● **WHAT TO PRODUCE**
Please tally the lines below that contain the string "document" and reply with that figure only.
[DATASET EXTRACT — start]
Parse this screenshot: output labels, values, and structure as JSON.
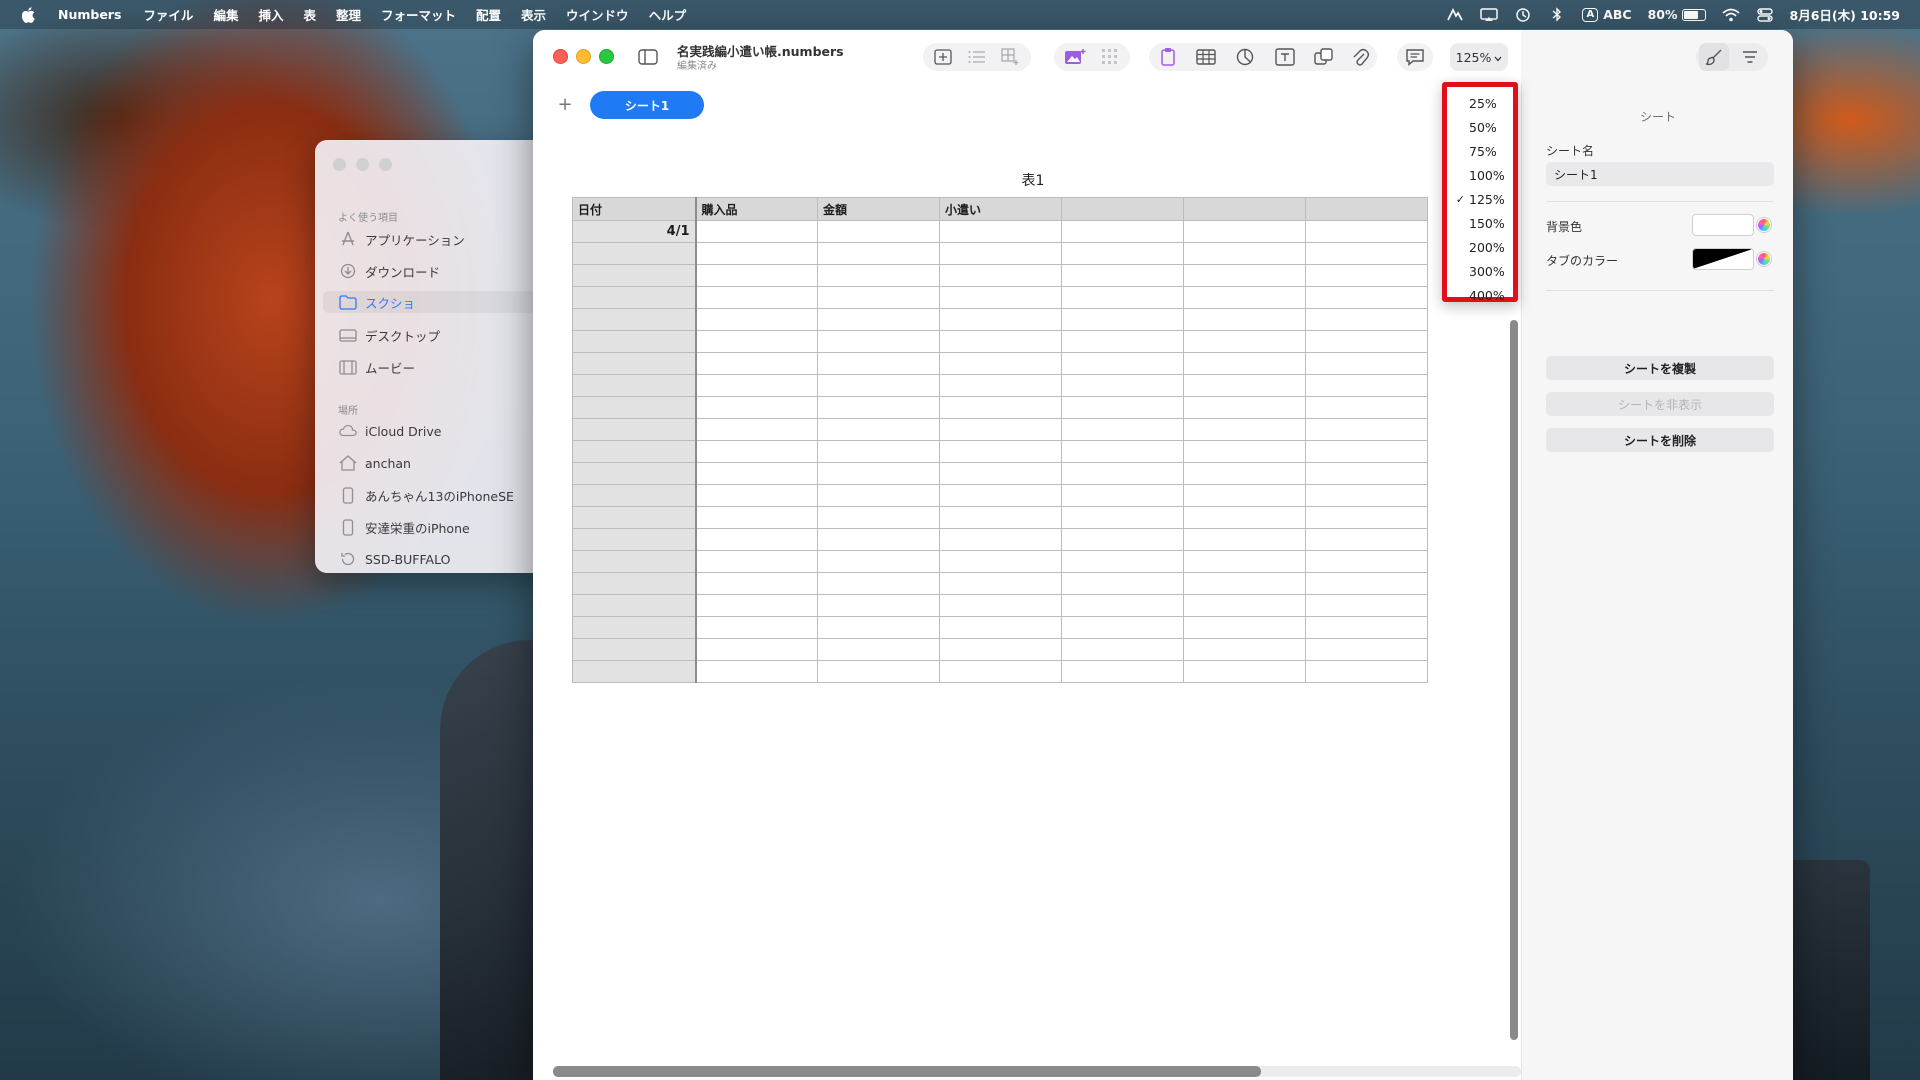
{
  "menubar": {
    "app": "Numbers",
    "items": [
      "ファイル",
      "編集",
      "挿入",
      "表",
      "整理",
      "フォーマット",
      "配置",
      "表示",
      "ウインドウ",
      "ヘルプ"
    ],
    "input_mode": "A",
    "input_label": "ABC",
    "battery": "80%",
    "battery_level": 0.8,
    "datetime": "8月6日(木) 10:59"
  },
  "finder": {
    "favorites_label": "よく使う項目",
    "favorites": [
      {
        "icon": "apps-icon",
        "label": "アプリケーション"
      },
      {
        "icon": "download-icon",
        "label": "ダウンロード"
      },
      {
        "icon": "folder-icon",
        "label": "スクショ"
      },
      {
        "icon": "desktop-icon",
        "label": "デスクトップ"
      },
      {
        "icon": "movie-icon",
        "label": "ムービー"
      }
    ],
    "locations_label": "場所",
    "locations": [
      {
        "icon": "cloud-icon",
        "label": "iCloud Drive"
      },
      {
        "icon": "home-icon",
        "label": "anchan"
      },
      {
        "icon": "phone-icon",
        "label": "あんちゃん13のiPhoneSE"
      },
      {
        "icon": "phone-icon",
        "label": "安達栄重のiPhone"
      },
      {
        "icon": "disk-icon",
        "label": "SSD-BUFFALO"
      }
    ]
  },
  "document": {
    "title": "名実践編小遣い帳.numbers",
    "subtitle": "編集済み",
    "zoom": "125%"
  },
  "sheets": {
    "active": "シート1"
  },
  "table": {
    "title": "表1",
    "headers": [
      "日付",
      "購入品",
      "金額",
      "小遣い",
      "",
      "",
      ""
    ],
    "first_row": [
      "4/1",
      "",
      "",
      "",
      "",
      "",
      ""
    ],
    "empty_row_count": 20
  },
  "zoom_menu": {
    "options": [
      "25%",
      "50%",
      "75%",
      "100%",
      "125%",
      "150%",
      "200%",
      "300%",
      "400%"
    ],
    "selected": "125%"
  },
  "inspector": {
    "heading": "シート",
    "name_label": "シート名",
    "name_value": "シート1",
    "bg_label": "背景色",
    "tab_color_label": "タブのカラー",
    "duplicate": "シートを複製",
    "hide": "シートを非表示",
    "delete": "シートを削除"
  }
}
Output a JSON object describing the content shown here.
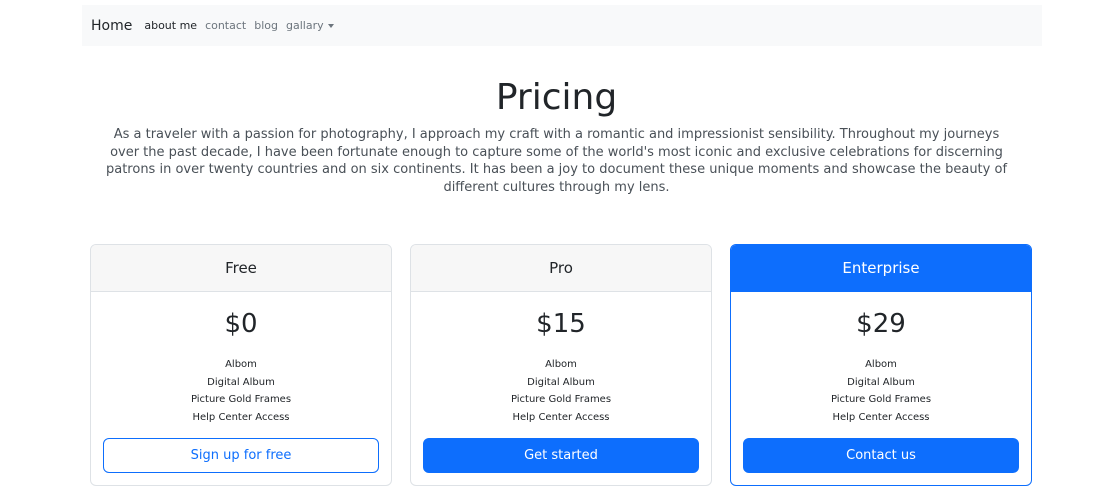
{
  "navbar": {
    "brand": "Home",
    "links": [
      {
        "label": "about me",
        "active": true
      },
      {
        "label": "contact",
        "active": false
      },
      {
        "label": "blog",
        "active": false
      },
      {
        "label": "gallary",
        "active": false,
        "dropdown": true
      }
    ]
  },
  "header": {
    "title": "Pricing",
    "lead": "As a traveler with a passion for photography, I approach my craft with a romantic and impressionist sensibility. Throughout my journeys over the past decade, I have been fortunate enough to capture some of the world's most iconic and exclusive celebrations for discerning patrons in over twenty countries and on six continents. It has been a joy to document these unique moments and showcase the beauty of different cultures through my lens."
  },
  "plans": [
    {
      "name": "Free",
      "price": "$0",
      "features": [
        "Albom",
        "Digital Album",
        "Picture Gold Frames",
        "Help Center Access"
      ],
      "button": "Sign up for free",
      "button_style": "outline"
    },
    {
      "name": "Pro",
      "price": "$15",
      "features": [
        "Albom",
        "Digital Album",
        "Picture Gold Frames",
        "Help Center Access"
      ],
      "button": "Get started",
      "button_style": "solid"
    },
    {
      "name": "Enterprise",
      "price": "$29",
      "features": [
        "Albom",
        "Digital Album",
        "Picture Gold Frames",
        "Help Center Access"
      ],
      "button": "Contact us",
      "button_style": "solid",
      "highlighted": true
    }
  ],
  "colors": {
    "primary": "#0d6efd",
    "navbar_bg": "#f8f9fa",
    "card_header_bg": "#f7f7f7",
    "text": "#212529",
    "muted": "#6c757d"
  }
}
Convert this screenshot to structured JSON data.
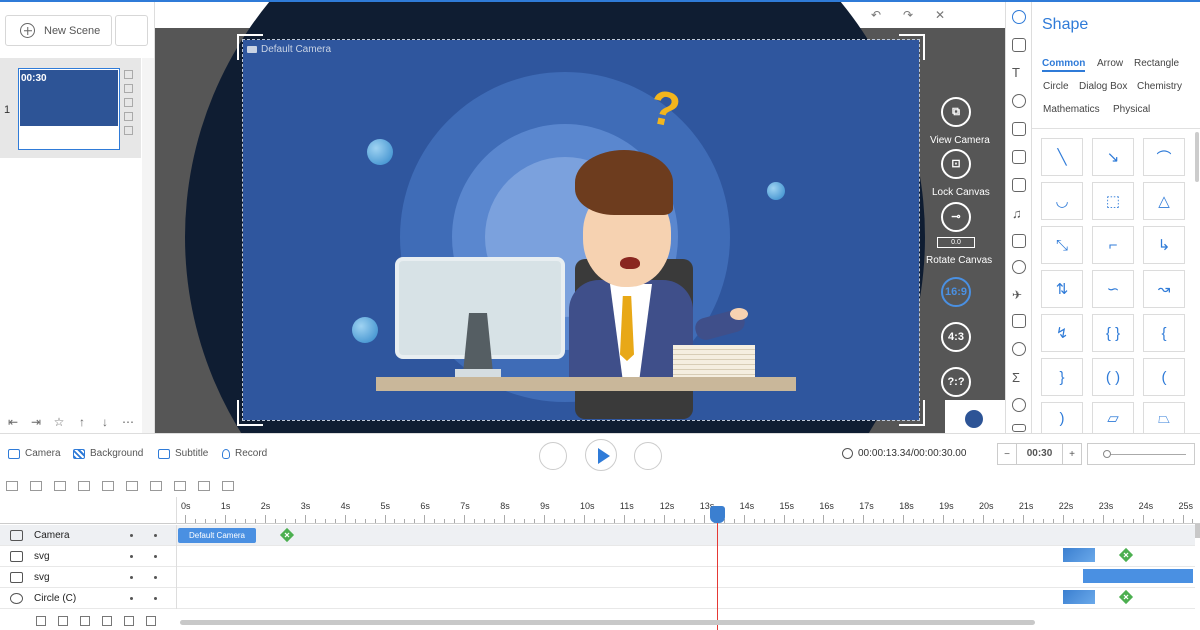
{
  "scenes": {
    "new_scene_label": "New Scene",
    "items": [
      {
        "number": "1",
        "duration": "00:30"
      }
    ]
  },
  "stage": {
    "camera_label": "Default Camera",
    "tools": {
      "view_camera": "View Camera",
      "lock_canvas": "Lock Canvas",
      "rotate_canvas": "Rotate Canvas",
      "rotate_value": "0.0",
      "ratio_16_9": "16:9",
      "ratio_4_3": "4:3",
      "ratio_custom": "?:?"
    },
    "question_mark": "?"
  },
  "shape_panel": {
    "title": "Shape",
    "categories": [
      "Common",
      "Arrow",
      "Rectangle",
      "Circle",
      "Dialog Box",
      "Chemistry",
      "Mathematics",
      "Physical"
    ],
    "selected_category": "Common"
  },
  "toolbar": {
    "camera": "Camera",
    "background": "Background",
    "subtitle": "Subtitle",
    "record": "Record"
  },
  "playback": {
    "time_readout": "00:00:13.34/00:00:30.00",
    "duration": "00:30",
    "minus": "−",
    "plus": "+"
  },
  "timeline": {
    "ticks": [
      "0s",
      "1s",
      "2s",
      "3s",
      "4s",
      "5s",
      "6s",
      "7s",
      "8s",
      "9s",
      "10s",
      "11s",
      "12s",
      "13s",
      "14s",
      "15s",
      "16s",
      "17s",
      "18s",
      "19s",
      "20s",
      "21s",
      "22s",
      "23s",
      "24s",
      "25s"
    ],
    "current_time_s": 13.34,
    "layers": [
      {
        "name": "Camera",
        "clip_label": "Default Camera"
      },
      {
        "name": "svg"
      },
      {
        "name": "svg"
      },
      {
        "name": "Circle (C)"
      }
    ]
  },
  "colors": {
    "accent": "#2f7bd8",
    "canvas_bg": "#2f569e",
    "keyframe": "#4caf50",
    "playhead": "#e53935"
  }
}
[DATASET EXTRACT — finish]
● **RESULT OF THIS EXERCISE**
2